## WHAT THE TASK ASKS:
Your answer should consist of each line below that contains the string "subtitle".

Web page and app entries:

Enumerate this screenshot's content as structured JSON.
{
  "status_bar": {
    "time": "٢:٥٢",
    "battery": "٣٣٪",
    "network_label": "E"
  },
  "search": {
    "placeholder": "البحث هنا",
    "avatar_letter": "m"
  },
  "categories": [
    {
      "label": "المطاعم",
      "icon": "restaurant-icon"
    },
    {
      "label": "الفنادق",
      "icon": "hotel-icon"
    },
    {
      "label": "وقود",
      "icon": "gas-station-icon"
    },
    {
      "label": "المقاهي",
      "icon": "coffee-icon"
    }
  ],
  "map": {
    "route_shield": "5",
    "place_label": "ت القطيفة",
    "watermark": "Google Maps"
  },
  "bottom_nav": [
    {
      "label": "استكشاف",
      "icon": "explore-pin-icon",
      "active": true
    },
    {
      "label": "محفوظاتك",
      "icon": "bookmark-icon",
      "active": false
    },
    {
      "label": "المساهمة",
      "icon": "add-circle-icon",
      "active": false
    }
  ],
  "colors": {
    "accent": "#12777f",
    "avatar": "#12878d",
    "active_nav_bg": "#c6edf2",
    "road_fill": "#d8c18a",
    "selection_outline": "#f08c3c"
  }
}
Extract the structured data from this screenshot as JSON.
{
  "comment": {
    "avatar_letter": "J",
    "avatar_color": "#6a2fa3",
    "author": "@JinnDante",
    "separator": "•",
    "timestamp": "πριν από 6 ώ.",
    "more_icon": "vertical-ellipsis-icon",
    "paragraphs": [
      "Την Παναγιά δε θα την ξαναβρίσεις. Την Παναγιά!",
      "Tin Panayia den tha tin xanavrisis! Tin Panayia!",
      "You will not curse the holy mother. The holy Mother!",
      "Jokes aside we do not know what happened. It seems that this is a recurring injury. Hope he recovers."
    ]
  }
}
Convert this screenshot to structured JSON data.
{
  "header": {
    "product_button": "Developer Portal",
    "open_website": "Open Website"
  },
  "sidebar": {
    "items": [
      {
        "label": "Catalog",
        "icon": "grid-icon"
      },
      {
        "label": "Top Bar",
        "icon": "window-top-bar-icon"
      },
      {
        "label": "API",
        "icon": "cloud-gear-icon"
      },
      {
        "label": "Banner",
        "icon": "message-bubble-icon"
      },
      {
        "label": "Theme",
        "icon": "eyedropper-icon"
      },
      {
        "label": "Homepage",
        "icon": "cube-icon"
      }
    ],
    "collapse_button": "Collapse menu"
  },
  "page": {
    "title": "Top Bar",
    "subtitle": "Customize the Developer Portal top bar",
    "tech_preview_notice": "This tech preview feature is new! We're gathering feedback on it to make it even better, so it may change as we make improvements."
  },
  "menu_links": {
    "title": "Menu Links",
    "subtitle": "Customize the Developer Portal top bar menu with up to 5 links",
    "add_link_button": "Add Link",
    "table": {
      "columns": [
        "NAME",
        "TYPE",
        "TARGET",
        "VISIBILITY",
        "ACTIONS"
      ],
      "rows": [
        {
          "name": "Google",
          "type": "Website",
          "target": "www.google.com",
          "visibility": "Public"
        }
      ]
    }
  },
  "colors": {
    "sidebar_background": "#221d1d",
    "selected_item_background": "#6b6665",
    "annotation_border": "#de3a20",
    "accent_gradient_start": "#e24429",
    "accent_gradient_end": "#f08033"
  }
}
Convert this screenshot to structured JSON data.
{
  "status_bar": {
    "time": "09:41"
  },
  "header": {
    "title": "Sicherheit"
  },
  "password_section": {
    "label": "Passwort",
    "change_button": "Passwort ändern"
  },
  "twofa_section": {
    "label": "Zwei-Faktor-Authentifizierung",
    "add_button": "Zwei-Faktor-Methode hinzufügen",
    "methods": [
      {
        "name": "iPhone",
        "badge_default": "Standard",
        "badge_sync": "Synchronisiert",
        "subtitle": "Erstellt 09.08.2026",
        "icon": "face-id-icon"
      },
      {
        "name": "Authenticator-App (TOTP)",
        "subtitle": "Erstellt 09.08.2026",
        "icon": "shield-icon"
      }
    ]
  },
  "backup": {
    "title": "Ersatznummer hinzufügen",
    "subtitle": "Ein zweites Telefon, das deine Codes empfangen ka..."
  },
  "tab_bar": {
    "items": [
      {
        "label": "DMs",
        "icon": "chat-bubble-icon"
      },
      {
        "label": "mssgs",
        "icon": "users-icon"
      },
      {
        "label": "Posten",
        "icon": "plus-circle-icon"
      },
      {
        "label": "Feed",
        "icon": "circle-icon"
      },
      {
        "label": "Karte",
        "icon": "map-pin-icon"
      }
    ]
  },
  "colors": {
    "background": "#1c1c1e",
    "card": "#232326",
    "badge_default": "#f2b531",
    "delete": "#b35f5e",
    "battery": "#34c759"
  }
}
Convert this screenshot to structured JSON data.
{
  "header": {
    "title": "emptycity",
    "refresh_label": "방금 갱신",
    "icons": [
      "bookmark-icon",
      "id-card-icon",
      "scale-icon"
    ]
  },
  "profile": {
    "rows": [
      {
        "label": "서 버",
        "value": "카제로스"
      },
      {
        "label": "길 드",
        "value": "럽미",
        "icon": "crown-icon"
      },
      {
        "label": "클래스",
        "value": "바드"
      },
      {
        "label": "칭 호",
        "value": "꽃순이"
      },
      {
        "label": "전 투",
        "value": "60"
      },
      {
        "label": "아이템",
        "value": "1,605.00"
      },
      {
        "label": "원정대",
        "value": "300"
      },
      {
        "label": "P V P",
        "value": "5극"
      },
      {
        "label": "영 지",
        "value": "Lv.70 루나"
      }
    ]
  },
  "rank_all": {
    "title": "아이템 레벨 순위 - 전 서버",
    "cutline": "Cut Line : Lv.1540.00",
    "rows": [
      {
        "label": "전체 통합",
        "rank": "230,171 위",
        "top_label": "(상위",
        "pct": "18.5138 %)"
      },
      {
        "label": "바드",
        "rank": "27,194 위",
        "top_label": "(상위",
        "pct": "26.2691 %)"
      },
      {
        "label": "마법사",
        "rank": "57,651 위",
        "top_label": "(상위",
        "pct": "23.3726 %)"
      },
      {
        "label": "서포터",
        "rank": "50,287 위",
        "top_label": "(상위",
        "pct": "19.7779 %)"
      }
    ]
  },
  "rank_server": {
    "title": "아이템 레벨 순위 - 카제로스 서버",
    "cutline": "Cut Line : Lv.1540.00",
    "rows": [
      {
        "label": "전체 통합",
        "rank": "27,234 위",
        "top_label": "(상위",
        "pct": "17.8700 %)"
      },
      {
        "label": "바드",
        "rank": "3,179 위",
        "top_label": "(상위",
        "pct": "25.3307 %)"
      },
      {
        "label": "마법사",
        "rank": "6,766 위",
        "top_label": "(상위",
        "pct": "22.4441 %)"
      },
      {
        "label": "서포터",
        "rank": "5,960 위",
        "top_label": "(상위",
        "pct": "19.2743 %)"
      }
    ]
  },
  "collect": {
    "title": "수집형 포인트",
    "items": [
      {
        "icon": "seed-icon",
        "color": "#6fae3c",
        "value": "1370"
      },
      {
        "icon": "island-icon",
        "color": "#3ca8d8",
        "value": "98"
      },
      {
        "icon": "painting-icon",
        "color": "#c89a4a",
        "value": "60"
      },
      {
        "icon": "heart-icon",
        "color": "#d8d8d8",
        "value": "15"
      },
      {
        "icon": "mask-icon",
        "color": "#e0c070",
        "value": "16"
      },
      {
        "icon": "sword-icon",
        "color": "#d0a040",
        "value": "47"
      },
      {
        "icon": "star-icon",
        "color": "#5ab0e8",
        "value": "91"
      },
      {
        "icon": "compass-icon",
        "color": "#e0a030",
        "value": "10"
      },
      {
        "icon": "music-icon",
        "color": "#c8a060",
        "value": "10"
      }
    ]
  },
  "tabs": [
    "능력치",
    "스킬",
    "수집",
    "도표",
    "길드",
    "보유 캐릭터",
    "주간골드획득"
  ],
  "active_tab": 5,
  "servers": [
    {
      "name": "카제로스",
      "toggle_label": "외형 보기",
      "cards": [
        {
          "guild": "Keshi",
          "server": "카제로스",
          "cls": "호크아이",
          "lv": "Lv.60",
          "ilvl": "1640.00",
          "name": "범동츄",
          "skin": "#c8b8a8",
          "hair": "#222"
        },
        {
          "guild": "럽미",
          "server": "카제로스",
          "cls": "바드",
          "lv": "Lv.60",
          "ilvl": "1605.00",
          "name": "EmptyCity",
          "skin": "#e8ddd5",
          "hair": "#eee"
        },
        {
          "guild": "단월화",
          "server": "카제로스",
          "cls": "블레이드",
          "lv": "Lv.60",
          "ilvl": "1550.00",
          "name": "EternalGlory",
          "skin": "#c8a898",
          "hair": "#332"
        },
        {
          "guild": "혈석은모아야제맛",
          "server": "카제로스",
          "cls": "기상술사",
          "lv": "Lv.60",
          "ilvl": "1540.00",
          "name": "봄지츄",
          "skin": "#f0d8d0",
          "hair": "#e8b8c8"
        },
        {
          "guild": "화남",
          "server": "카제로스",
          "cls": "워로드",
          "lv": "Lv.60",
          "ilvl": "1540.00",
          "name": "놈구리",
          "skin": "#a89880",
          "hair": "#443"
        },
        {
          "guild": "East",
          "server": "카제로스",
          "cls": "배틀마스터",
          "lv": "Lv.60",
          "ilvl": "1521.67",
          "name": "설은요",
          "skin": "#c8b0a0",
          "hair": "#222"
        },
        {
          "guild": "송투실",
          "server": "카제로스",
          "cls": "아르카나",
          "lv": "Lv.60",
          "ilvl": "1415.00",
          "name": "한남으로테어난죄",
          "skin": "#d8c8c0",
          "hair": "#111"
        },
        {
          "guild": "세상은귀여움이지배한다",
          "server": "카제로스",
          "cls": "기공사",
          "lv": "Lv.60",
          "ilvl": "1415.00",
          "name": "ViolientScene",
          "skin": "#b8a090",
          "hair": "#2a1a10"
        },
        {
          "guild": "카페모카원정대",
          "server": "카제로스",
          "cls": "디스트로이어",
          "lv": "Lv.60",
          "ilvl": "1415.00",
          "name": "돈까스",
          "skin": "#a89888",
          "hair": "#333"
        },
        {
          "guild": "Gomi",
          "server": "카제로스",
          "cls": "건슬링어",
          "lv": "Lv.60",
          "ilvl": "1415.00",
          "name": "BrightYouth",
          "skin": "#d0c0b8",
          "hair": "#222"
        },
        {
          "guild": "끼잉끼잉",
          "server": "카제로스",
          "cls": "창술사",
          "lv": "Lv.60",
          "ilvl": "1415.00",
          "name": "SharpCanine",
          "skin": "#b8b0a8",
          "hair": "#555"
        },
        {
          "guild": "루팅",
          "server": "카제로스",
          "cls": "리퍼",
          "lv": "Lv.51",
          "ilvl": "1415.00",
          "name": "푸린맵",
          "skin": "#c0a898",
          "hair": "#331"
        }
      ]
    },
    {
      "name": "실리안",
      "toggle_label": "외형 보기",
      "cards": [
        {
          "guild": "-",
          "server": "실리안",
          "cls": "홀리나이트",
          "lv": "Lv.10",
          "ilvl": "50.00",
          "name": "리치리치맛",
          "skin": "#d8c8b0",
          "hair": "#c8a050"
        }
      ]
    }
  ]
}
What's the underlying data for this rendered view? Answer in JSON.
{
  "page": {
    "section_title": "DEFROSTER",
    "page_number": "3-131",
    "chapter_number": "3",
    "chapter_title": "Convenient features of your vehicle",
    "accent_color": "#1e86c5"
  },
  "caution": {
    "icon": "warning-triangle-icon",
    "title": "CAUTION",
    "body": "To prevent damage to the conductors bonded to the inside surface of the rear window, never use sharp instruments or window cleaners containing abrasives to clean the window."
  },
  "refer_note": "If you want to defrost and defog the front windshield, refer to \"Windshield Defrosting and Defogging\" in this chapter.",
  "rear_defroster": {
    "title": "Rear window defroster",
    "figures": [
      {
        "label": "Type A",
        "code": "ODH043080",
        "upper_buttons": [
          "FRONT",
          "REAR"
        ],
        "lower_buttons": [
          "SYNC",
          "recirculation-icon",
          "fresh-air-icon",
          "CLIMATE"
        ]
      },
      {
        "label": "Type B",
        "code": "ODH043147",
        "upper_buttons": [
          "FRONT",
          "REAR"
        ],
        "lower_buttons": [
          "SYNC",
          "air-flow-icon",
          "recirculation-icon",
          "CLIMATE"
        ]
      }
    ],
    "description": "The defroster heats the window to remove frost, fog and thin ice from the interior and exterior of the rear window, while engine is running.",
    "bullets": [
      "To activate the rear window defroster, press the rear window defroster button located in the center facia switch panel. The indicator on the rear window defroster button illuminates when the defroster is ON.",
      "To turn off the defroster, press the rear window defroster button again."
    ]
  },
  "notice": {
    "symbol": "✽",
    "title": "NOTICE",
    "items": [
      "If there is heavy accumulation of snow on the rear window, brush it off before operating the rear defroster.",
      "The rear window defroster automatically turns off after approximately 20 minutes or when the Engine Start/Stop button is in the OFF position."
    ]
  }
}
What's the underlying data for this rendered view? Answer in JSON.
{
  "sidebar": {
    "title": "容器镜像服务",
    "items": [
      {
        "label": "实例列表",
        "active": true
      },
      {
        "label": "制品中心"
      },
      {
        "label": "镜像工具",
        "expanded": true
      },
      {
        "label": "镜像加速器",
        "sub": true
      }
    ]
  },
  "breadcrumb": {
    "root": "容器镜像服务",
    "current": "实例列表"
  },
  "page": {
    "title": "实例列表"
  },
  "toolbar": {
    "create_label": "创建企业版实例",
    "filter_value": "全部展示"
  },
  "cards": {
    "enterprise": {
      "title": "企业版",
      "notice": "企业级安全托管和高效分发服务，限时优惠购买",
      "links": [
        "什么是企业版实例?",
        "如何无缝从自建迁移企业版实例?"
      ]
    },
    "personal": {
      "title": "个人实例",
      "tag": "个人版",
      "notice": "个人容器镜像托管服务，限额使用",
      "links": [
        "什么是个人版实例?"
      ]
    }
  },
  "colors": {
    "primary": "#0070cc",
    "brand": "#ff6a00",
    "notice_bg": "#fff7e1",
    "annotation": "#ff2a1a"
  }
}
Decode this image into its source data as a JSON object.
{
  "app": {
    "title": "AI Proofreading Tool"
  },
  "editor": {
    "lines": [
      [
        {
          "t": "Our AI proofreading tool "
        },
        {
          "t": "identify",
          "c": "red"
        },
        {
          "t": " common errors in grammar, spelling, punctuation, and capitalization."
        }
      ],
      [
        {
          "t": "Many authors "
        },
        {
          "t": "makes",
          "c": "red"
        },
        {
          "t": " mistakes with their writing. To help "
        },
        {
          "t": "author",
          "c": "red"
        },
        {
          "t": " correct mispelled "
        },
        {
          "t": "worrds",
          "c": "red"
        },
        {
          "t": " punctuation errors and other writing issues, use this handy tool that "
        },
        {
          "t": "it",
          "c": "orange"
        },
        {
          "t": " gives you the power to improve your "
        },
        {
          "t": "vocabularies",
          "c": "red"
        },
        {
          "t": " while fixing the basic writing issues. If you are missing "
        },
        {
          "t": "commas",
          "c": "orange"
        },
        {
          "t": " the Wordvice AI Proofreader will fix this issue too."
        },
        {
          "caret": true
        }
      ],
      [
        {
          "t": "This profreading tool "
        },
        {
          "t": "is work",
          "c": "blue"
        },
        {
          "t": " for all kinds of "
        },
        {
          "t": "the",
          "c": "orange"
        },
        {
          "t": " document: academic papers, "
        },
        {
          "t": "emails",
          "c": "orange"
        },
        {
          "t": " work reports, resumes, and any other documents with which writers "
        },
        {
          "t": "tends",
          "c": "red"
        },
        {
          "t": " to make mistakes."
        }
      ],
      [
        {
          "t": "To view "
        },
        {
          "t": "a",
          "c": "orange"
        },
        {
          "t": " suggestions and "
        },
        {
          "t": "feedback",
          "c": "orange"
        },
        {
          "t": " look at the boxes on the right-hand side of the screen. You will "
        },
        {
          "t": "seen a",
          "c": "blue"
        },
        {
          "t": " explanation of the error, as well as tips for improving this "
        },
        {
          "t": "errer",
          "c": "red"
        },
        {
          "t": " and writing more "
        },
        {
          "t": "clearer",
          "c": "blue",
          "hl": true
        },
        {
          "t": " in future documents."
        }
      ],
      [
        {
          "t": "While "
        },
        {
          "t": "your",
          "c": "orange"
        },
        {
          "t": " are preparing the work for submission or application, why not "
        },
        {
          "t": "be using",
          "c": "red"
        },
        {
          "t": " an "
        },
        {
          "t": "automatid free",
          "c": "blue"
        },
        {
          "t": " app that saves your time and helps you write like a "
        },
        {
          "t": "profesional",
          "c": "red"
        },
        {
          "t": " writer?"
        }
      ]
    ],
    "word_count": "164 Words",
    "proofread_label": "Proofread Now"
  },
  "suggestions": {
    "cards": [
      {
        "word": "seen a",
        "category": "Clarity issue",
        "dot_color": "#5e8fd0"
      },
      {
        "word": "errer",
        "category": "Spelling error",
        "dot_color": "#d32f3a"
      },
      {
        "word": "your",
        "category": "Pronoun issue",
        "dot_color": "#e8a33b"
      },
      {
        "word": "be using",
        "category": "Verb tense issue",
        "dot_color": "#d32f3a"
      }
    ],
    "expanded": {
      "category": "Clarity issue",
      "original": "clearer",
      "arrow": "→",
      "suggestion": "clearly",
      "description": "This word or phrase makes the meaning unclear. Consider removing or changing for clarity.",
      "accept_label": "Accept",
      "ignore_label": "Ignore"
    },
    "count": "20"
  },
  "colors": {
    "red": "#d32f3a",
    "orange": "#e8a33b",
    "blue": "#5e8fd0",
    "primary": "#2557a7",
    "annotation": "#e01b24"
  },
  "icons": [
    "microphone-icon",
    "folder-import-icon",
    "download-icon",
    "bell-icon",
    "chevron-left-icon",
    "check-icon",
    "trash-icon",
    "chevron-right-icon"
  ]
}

## SOLUTION:
    "subtitle": "Customize the Developer Portal top bar",
    "subtitle": "Customize the Developer Portal top bar menu with up to 5 links",
        "subtitle": "Erstellt 09.08.2026",
        "subtitle": "Erstellt 09.08.2026",
    "subtitle": "Ein zweites Telefon, das deine Codes empfangen ka..."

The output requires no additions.